Clinical Molecular Genetics & Clinical Cytogenetics Fellowship Training
The Department of Human Genetics has American Board of Medical Genetics accredited training programs in clinical molecular genetics and clinical cytogenetics. The training programs have a wide range of clinical and research activities including orphan disease diagnostics, genotype-phenotype correlation studies, cancer genetics, translation of new gene discoveries for diagnostic purposes, technology development, centromere delineation, chromosome structure and function studies, and phenotype/karyotype studies. In addition, other research interests in the department include complex disease genetics, gene mapping, human gene variation and evolution and neurogenetics.
The major components of the training programs in clinical molecular genetics and clinical cytogenetics are as follows:
- Learning all aspects of clinical testing performed in the laboratory, from sample receipt and log in, patient chart review, generation and interpretation of test results, reporting of results and related quality control issues.
- Performing a research project.
- Attending specific courses and lecture series (see below for more information).
- Participating in departmental journal clubs, seminars and case conferences.
Course/Lecture series description
HGEN 47000 – Human Genetics I: Human Genetics.

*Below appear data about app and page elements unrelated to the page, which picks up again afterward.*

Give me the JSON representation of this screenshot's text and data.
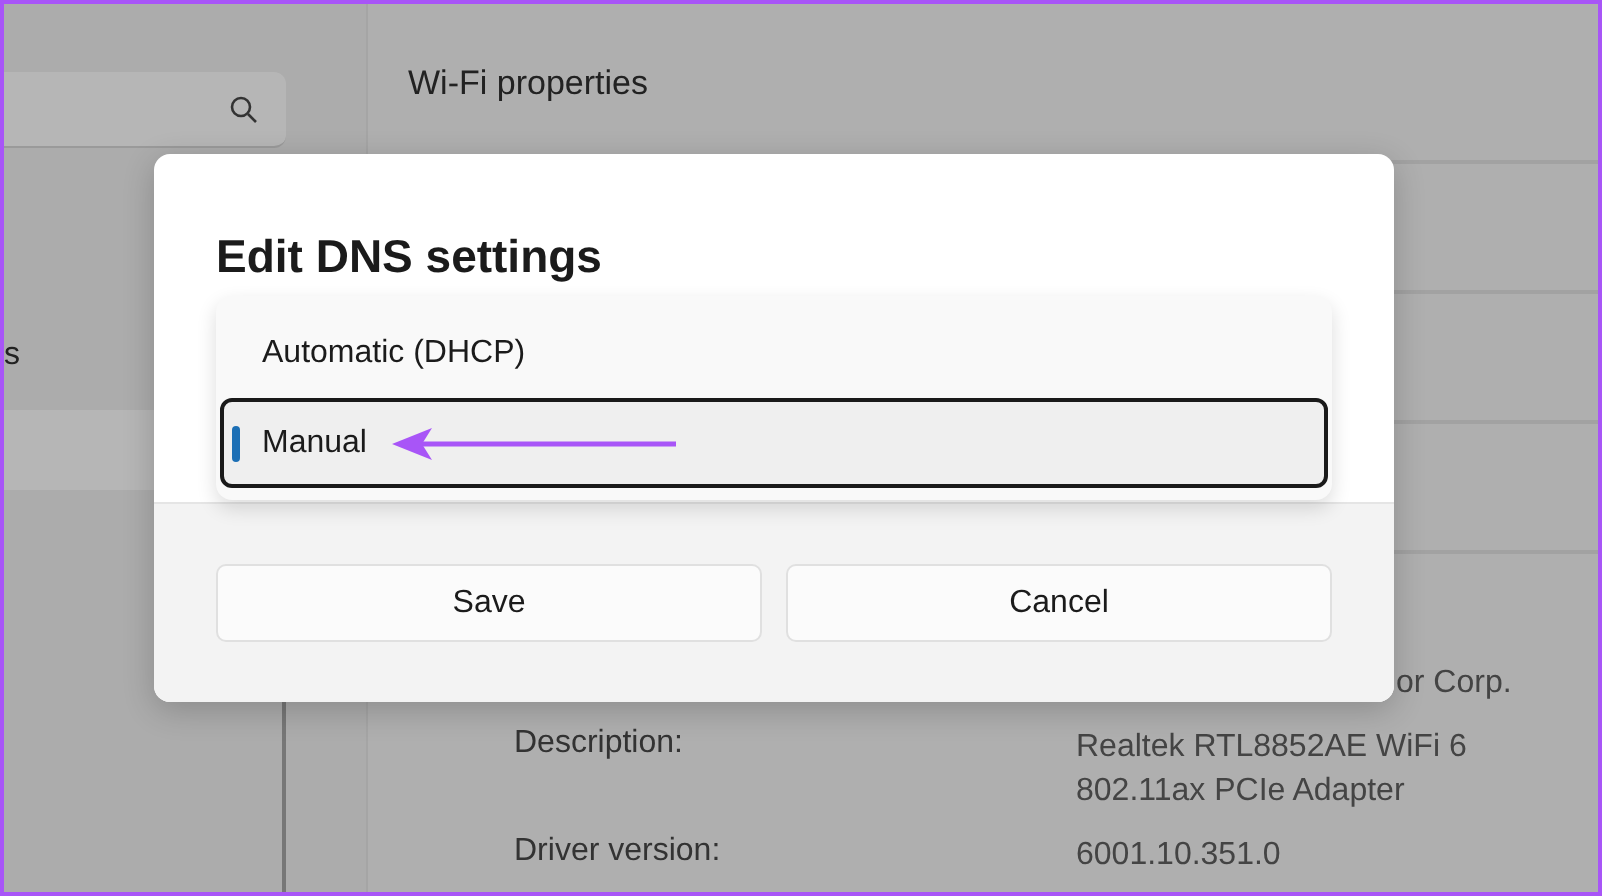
{
  "sidebar": {
    "items": [
      {
        "label": "s",
        "selected": false
      },
      {
        "selected": true
      }
    ]
  },
  "settings_page": {
    "heading": "Wi-Fi properties",
    "properties": [
      {
        "value": "or Corp."
      },
      {
        "label": "Description:",
        "value": "Realtek RTL8852AE WiFi 6 802.11ax PCIe Adapter"
      },
      {
        "label": "Driver version:",
        "value": "6001.10.351.0"
      }
    ]
  },
  "dialog": {
    "title": "Edit DNS settings",
    "options": [
      {
        "label": "Automatic (DHCP)",
        "selected": false
      },
      {
        "label": "Manual",
        "selected": true
      }
    ],
    "buttons": [
      "Save",
      "Cancel"
    ]
  }
}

This is a graduate course in human genetics that will be audited by the molecular genetics and cytogenetics fellows. This course covers classical and modern approaches to studying cytogenetic, Mendelian, and complex human diseases. Topics include chromosome biology, human gene discovery for single gene and complex diseases, non-Mendelian inheritance, mouse models of human disease, cancer genetics, and human population genetics. The format includes lectures and student presentations.
Medical Genetics Core Lecture Series – This comprises a series of 25-30 lectures on molecular genetics, cytogenetics, cancer cytogenetics as well as different aspects of clinical genetics and genetic syndromes. This is given every other year.

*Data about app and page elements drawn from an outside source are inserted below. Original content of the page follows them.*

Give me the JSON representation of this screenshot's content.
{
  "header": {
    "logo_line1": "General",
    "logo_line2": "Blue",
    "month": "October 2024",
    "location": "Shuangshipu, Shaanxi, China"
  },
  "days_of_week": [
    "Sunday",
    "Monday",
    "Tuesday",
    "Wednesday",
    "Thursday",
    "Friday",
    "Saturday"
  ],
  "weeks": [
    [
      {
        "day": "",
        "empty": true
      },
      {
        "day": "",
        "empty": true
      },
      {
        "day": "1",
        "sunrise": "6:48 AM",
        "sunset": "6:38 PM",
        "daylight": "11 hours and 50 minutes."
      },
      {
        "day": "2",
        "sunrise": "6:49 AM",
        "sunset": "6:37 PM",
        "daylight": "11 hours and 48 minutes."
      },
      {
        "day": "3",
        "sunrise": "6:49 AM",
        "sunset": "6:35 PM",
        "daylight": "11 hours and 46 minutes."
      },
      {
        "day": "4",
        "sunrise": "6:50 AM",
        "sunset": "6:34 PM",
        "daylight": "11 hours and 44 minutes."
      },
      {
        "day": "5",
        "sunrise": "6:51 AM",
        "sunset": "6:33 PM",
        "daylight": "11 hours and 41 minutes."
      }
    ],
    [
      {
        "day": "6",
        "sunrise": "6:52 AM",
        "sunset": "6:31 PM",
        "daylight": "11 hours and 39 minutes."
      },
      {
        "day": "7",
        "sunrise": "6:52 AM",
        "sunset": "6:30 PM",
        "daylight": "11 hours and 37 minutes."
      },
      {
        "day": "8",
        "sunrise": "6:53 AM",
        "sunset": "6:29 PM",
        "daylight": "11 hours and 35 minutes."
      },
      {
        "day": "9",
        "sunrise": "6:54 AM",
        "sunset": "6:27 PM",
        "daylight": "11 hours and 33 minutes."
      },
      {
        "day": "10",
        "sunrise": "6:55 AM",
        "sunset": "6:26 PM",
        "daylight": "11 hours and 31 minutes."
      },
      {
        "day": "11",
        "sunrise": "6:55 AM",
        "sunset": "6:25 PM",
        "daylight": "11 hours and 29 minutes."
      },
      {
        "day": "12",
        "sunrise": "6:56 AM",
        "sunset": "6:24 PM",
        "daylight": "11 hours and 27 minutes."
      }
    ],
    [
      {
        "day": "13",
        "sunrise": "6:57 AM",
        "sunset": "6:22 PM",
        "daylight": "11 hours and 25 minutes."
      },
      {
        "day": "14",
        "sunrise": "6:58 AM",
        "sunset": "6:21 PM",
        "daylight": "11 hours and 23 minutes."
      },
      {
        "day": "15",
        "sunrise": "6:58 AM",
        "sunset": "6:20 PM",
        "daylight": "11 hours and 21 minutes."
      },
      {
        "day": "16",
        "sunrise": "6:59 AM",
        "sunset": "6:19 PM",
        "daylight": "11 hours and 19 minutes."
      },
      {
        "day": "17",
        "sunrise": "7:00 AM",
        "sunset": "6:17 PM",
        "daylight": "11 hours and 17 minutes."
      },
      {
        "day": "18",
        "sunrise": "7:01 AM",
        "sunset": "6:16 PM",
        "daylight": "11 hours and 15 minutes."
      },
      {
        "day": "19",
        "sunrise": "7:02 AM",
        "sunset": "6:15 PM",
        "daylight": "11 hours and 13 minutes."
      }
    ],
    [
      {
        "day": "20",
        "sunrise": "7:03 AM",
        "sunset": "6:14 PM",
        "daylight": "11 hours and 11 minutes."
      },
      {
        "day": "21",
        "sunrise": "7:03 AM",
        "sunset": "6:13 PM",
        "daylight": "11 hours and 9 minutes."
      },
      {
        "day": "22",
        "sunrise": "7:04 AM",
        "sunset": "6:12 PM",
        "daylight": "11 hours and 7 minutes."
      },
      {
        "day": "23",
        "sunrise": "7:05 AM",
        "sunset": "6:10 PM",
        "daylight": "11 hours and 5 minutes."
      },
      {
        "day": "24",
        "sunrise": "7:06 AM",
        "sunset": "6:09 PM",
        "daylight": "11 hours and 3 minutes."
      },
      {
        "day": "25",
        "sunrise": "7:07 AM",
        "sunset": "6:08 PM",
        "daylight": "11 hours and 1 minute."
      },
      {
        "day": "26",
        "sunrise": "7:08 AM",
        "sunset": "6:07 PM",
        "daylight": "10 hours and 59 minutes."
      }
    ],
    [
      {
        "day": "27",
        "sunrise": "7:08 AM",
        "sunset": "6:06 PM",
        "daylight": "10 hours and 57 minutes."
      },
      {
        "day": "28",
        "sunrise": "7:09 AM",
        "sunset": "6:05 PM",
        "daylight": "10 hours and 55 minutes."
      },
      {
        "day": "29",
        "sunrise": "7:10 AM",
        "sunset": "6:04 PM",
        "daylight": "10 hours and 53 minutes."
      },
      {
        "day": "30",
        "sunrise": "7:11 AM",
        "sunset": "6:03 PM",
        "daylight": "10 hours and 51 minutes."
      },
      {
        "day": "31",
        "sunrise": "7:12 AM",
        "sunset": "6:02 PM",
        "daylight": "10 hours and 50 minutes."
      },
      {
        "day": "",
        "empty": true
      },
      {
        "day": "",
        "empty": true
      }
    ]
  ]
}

The clinical molecular genetics and clinical cytogenetics programs are each a minimum of 2 years in length. Double board certification in clinical molecular genetics and clinical cytogenetics may be performed in 3 years, depending on the background of the individual.

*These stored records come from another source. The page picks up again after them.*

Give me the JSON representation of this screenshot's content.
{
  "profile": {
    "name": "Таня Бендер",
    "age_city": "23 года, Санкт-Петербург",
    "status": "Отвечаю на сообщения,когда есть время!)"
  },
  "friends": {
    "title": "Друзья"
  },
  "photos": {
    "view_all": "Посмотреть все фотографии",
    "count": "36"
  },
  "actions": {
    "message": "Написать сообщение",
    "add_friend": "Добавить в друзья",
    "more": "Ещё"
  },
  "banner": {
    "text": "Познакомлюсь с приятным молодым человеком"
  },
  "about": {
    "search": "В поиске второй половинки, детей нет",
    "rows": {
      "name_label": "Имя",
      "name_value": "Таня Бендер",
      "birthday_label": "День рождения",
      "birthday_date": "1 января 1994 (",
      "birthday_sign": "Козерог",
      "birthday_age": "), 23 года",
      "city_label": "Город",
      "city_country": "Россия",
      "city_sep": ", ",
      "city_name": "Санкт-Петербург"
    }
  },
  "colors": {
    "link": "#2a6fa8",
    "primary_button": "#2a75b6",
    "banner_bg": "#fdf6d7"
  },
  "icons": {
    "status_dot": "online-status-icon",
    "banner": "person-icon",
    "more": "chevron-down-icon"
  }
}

There is no deadline, however most fellowships will begin in July.
Financial support is available as part of the clinical laboratory program.
For training in Clinical Cytogenetics:
Carrie Fitzpatrick, Ph.D.
Department of Pathology, Room G705
The University of Chicago
5841 S. Maryland Ave.
Chicago, IL 60637